Using data of the Chinese Household Income Project surveys (CHIPs) conducted in 2003 and 2014 (CHIPs 2002 and CHIPs 2013), this study explores the determinants of gender wage gaps of five kinds of ownership sectors—government organizations, state-owned enterprises (SOEs), collectively owned enterprises (COEs), privately owned enterprises (POEs), and the self-employed sector—from 2002 to 2013 in urban China. A decomposition analysis of the gender wage gap is employed. Several major conclusions emerge.

First, the gender wage gap exists. When all factors including the human capital factor and ownership dummy variables are held constant, the gender wage gap persisted in both 2002 and 2013, and the gender wage gap expanded from 2002 to 2013.

Second, both the gender differences of human capital and discrimination against female workers contribute to the gender wage gap; the influence of the unexplained part (e.g., discrimination against female workers) increased in each ownership sector from 2002 to 2013. The range of increase of the influence of the unexplained part is greater for firms in the public sector than for those in the private sector.

Third, the influence (contribution rate) of factors on the gender wage gap differs by ownership sectors. Concretely, (1) years of work experience in the explained component and work experience years in the unexplained component are the main factors for government organizations; (2) industry sector in the explained component and ethnicity and health status in the unexplained component are the main factors for SOEs; (3) occupation in the explained component and industry in the unexplained component are the main factors for COEs; (4) industry in the explained component and the years of experience in the unexplained component are the main factors for POEs; (5) industry sector in the explained component and the occupation as well as education in the unexplained component are the main factors for the self-employed sector.

These findings indicate that as market-oriented economy reforms progress, the problem of discrimination against female worker is becoming severe, particularly for SOEs and COEs in the public sector.
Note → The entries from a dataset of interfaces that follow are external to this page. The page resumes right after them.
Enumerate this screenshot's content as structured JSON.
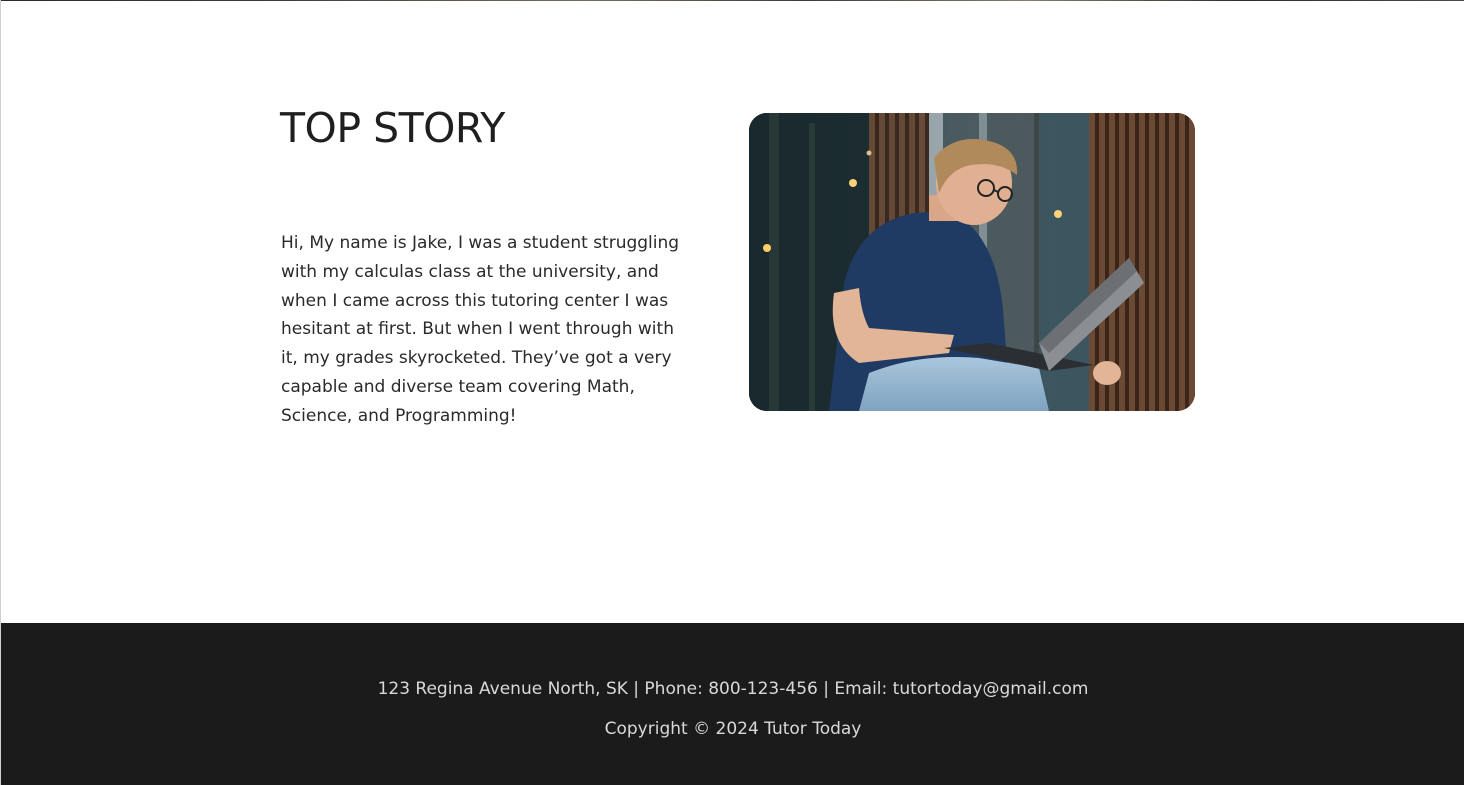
{
  "story": {
    "title": "TOP STORY",
    "body": "Hi, My name is Jake, I was a student struggling with my calculas class at the university, and when I came across this tutoring center I was hesitant at first. But when I went through with it, my grades skyrocketed. They’ve got a very capable and diverse team covering Math, Science, and Programming!",
    "photo_icon": "student-with-laptop-photo"
  },
  "footer": {
    "contact": "123 Regina Avenue North, SK | Phone: 800-123-456 | Email: tutortoday@gmail.com",
    "copyright": "Copyright © 2024 Tutor Today"
  },
  "colors": {
    "footer_background": "#1b1b1b",
    "footer_text": "#d9d9d9",
    "heading_text": "#1f1f1f",
    "body_text": "#2a2a2a"
  }
}
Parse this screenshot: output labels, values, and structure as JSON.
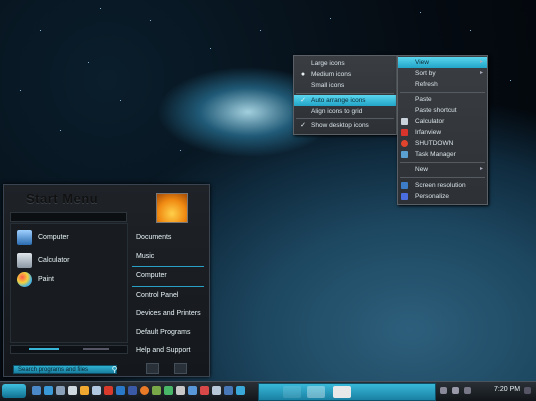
{
  "start_menu": {
    "title": "Start Menu",
    "pinned_apps": [
      {
        "label": "Computer",
        "icon": "computer-icon"
      },
      {
        "label": "Calculator",
        "icon": "calculator-icon"
      },
      {
        "label": "Paint",
        "icon": "paint-icon"
      }
    ],
    "right_links": [
      "Documents",
      "Music",
      "Computer",
      "Control Panel",
      "Devices and Printers",
      "Default Programs",
      "Help and Support"
    ],
    "search_placeholder": "Search programs and files"
  },
  "view_submenu": {
    "items": [
      "Large icons",
      "Medium icons",
      "Small icons",
      "Auto arrange icons",
      "Align icons to grid",
      "Show desktop icons"
    ]
  },
  "context_menu": {
    "items": [
      "View",
      "Sort by",
      "Refresh",
      "Paste",
      "Paste shortcut",
      "Calculator",
      "Irfanview",
      "SHUTDOWN",
      "Task Manager",
      "New",
      "Screen resolution",
      "Personalize"
    ]
  },
  "taskbar": {
    "clock": "7:20 PM"
  },
  "colors": {
    "accent": "#2fb6d8",
    "menu_bg": "#34383c"
  }
}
In order to reduce the gender wage gap, employment equality laws and an equal pay for equal work policy should be implemented and enforced by the Chinese government.

Notes

  1. 1.

    Based on the classification that is utilized in most of the previous studies, in this study, the period from 1949 to 1977 is called “the planned economy period,” in which the Chinese government tried to establish a management economy system based on the Soviet Union’s socialist nation management model, and the period after 1978 is called “the market-oriented reform period.”.

  2. 2.

    Based on data of the third CFSSS, the female labor participation rate decreased from 87.1% in 1990 to 60.8% in 2010.

  3. 3.

    Although Reimers (1983), Cotton (1988), Neumark (1988), Oaxaca and Ransom (1994), and Fortin (2008) argued that there is an “index number” problem in the basic Blinder-Oaxaca decomposition model, the classifications of the unexplained component and the unexplained component in these studies are similar to those of Blinder (1973) and Oaxaca (1973). Two decompositions based on Eqs. (4.2.1) and (4.2.2) are employed, and these results are almost identical. Thus, only the results based on Eq. (4.2.1) are shown in this chapter.

  4. 4.

    In order to simplify the expression of equations following, all constant items are omitted.

  5. 5.

    In the public sector, the legal retirement age is 50 for female workers (blue collar workers), 55 for female cadres (white collar workers), and 60 for male workers and male cadres.

  6. 6.

    That variable values are not in the range of “mean value \(\pm \) three times S.D.” is defined as an abnormal value here.

  7. 7.

    In CHIPs 2002, the sample of workers in foreign-owned enterprises is relatively smaller and cannot be analyzed in the decomposition analysis; workers in privately owned enterprises or foreign-owned enterprises are combined into one group.

  8. 8.

    Years of experience = age-6-years of schooling.

  9. 9.

    The number of industry categories is 16 in CHIPs 2002, and 50 in CHIPs 2013.